# WHAT YOU SHOULD DO:
The result should be every line in the data below that carries the string "jérémy".
####
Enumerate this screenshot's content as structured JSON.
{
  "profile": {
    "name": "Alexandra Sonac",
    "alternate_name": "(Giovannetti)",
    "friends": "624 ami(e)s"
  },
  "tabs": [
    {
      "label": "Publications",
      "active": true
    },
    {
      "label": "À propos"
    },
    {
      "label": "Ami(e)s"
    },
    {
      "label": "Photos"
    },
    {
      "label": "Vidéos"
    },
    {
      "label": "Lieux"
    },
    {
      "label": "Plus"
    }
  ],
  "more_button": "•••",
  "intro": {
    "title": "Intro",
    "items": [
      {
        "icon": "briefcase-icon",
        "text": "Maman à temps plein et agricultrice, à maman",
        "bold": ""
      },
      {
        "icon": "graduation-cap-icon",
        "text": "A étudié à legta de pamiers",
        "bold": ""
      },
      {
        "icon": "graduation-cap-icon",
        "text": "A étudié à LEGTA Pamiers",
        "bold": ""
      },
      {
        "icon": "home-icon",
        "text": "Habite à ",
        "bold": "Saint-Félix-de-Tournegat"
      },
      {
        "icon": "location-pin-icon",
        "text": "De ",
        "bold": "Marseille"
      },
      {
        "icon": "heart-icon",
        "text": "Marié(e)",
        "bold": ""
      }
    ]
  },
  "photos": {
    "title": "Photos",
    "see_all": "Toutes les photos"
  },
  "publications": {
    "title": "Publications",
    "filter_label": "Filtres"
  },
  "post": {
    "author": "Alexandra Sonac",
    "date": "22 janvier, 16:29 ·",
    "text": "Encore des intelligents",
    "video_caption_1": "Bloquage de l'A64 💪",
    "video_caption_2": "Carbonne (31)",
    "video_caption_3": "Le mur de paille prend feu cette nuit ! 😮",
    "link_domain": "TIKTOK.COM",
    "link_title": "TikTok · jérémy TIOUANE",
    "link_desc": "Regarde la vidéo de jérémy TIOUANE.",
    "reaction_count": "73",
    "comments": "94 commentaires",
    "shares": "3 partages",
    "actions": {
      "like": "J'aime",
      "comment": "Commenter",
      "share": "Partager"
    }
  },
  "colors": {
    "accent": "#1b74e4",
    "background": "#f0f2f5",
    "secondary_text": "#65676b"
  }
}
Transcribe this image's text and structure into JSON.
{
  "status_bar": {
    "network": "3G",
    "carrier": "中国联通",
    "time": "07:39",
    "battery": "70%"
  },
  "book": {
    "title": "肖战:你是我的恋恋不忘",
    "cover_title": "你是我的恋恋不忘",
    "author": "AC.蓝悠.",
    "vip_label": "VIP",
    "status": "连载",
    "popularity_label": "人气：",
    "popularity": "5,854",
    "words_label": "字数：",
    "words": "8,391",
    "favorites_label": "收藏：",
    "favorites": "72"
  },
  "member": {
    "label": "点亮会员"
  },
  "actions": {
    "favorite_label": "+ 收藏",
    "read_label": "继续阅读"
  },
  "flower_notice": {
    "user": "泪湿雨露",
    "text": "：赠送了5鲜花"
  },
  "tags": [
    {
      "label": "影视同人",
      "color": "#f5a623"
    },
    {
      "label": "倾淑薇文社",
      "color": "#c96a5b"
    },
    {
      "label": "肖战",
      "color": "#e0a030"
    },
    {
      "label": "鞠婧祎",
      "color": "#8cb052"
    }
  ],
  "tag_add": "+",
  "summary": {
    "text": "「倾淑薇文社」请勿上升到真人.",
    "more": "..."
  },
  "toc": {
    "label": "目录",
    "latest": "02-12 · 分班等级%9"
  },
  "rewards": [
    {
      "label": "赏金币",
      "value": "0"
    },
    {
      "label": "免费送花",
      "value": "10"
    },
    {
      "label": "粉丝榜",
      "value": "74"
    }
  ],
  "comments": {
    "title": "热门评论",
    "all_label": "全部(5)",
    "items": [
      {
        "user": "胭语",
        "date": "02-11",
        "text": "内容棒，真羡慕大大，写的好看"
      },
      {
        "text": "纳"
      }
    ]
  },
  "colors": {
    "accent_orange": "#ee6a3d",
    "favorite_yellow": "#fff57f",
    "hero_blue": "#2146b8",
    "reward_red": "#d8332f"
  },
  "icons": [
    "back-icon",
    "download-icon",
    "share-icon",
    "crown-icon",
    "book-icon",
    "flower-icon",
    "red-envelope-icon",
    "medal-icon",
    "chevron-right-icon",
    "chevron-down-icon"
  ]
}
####
# RESPONSE TO THE TASK:
    "link_title": "TikTok · jérémy TIOUANE",
    "link_desc": "Regarde la vidéo de jérémy TIOUANE.",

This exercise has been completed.